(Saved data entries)
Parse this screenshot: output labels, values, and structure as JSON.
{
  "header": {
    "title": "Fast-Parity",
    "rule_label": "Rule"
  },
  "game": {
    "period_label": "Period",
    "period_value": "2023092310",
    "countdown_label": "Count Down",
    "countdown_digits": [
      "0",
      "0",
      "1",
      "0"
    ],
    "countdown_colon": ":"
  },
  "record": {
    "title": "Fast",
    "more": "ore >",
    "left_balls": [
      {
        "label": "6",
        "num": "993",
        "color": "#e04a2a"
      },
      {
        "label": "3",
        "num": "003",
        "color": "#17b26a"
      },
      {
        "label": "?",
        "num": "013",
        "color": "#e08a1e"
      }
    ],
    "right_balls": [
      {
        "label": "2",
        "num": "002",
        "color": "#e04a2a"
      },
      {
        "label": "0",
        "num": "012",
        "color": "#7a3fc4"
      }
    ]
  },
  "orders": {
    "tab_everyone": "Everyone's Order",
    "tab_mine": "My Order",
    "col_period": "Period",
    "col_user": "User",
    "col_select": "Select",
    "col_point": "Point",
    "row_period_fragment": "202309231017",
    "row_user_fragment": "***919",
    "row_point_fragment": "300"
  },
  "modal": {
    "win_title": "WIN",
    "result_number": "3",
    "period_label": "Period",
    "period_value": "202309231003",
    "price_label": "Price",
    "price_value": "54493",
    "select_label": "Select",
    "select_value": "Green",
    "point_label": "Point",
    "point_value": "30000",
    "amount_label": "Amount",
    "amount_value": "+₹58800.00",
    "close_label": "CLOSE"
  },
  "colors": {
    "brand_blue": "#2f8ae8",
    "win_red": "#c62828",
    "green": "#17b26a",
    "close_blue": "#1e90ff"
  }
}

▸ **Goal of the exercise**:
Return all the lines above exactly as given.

▸ **Task answer**:
Parse this screenshot: output labels, values, and structure as JSON.
{
  "header": {
    "title": "Fast-Parity",
    "rule_label": "Rule"
  },
  "game": {
    "period_label": "Period",
    "period_value": "2023092310",
    "countdown_label": "Count Down",
    "countdown_digits": [
      "0",
      "0",
      "1",
      "0"
    ],
    "countdown_colon": ":"
  },
  "record": {
    "title": "Fast",
    "more": "ore >",
    "left_balls": [
      {
        "label": "6",
        "num": "993",
        "color": "#e04a2a"
      },
      {
        "label": "3",
        "num": "003",
        "color": "#17b26a"
      },
      {
        "label": "?",
        "num": "013",
        "color": "#e08a1e"
      }
    ],
    "right_balls": [
      {
        "label": "2",
        "num": "002",
        "color": "#e04a2a"
      },
      {
        "label": "0",
        "num": "012",
        "color": "#7a3fc4"
      }
    ]
  },
  "orders": {
    "tab_everyone": "Everyone's Order",
    "tab_mine": "My Order",
    "col_period": "Period",
    "col_user": "User",
    "col_select": "Select",
    "col_point": "Point",
    "row_period_fragment": "202309231017",
    "row_user_fragment": "***919",
    "row_point_fragment": "300"
  },
  "modal": {
    "win_title": "WIN",
    "result_number": "3",
    "period_label": "Period",
    "period_value": "202309231003",
    "price_label": "Price",
    "price_value": "54493",
    "select_label": "Select",
    "select_value": "Green",
    "point_label": "Point",
    "point_value": "30000",
    "amount_label": "Amount",
    "amount_value": "+₹58800.00",
    "close_label": "CLOSE"
  },
  "colors": {
    "brand_blue": "#2f8ae8",
    "win_red": "#c62828",
    "green": "#17b26a",
    "close_blue": "#1e90ff"
  }
}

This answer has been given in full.